What is needed:
Please restate the entries below word for word, leaving out any pictures.

Supplied entries:

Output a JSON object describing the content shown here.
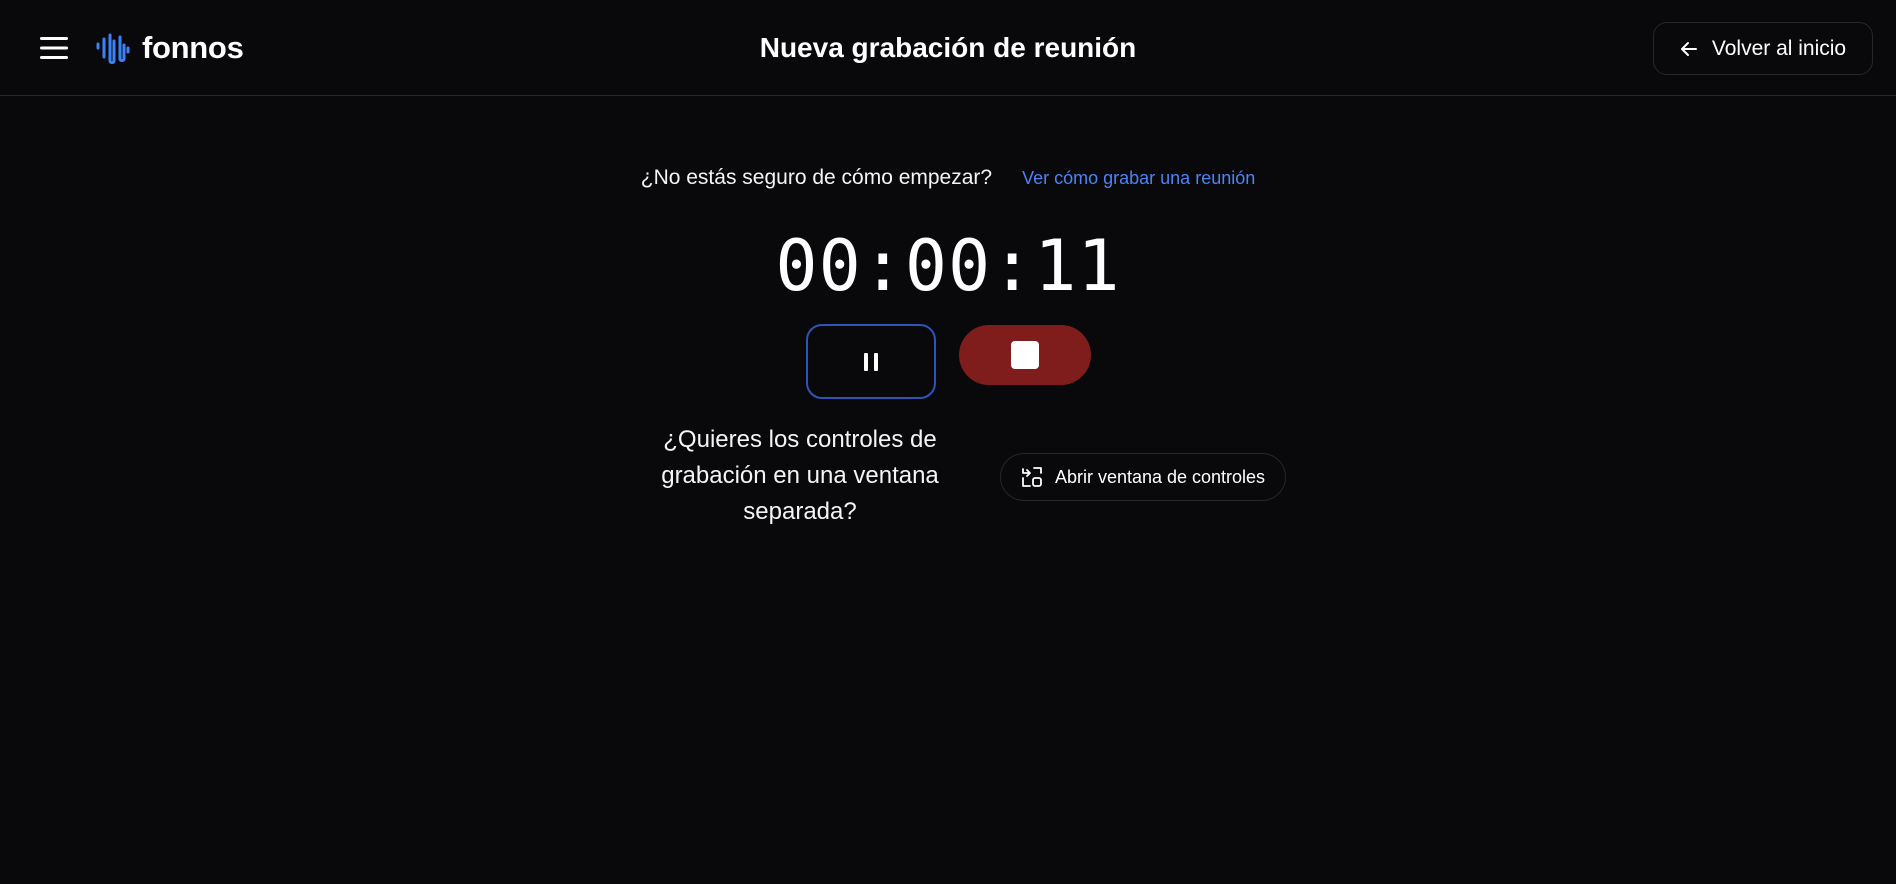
{
  "header": {
    "menu_icon": "hamburger-menu-icon",
    "logo_icon": "sound-wave-icon",
    "logo_text": "fonnos",
    "title": "Nueva grabación de reunión",
    "back_label": "Volver al inicio",
    "back_icon": "arrow-left-icon"
  },
  "help": {
    "question": "¿No estás seguro de cómo empezar?",
    "link_label": "Ver cómo grabar una reunión"
  },
  "recording": {
    "timer": "00:00:11",
    "pause_icon": "pause-icon",
    "stop_icon": "stop-icon"
  },
  "separate_window": {
    "question": "¿Quieres los controles de grabación en una ventana separada?",
    "button_label": "Abrir ventana de controles",
    "button_icon": "switch-window-icon"
  },
  "colors": {
    "background": "#09090b",
    "accent_blue": "#4d83f5",
    "pause_border": "#2f54b7",
    "stop_red": "#7f1d1d"
  }
}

Answer below:
Output a JSON object describing the content shown here.
{
  "header": {
    "menu_icon": "hamburger-menu-icon",
    "logo_icon": "sound-wave-icon",
    "logo_text": "fonnos",
    "title": "Nueva grabación de reunión",
    "back_label": "Volver al inicio",
    "back_icon": "arrow-left-icon"
  },
  "help": {
    "question": "¿No estás seguro de cómo empezar?",
    "link_label": "Ver cómo grabar una reunión"
  },
  "recording": {
    "timer": "00:00:11",
    "pause_icon": "pause-icon",
    "stop_icon": "stop-icon"
  },
  "separate_window": {
    "question": "¿Quieres los controles de grabación en una ventana separada?",
    "button_label": "Abrir ventana de controles",
    "button_icon": "switch-window-icon"
  },
  "colors": {
    "background": "#09090b",
    "accent_blue": "#4d83f5",
    "pause_border": "#2f54b7",
    "stop_red": "#7f1d1d"
  }
}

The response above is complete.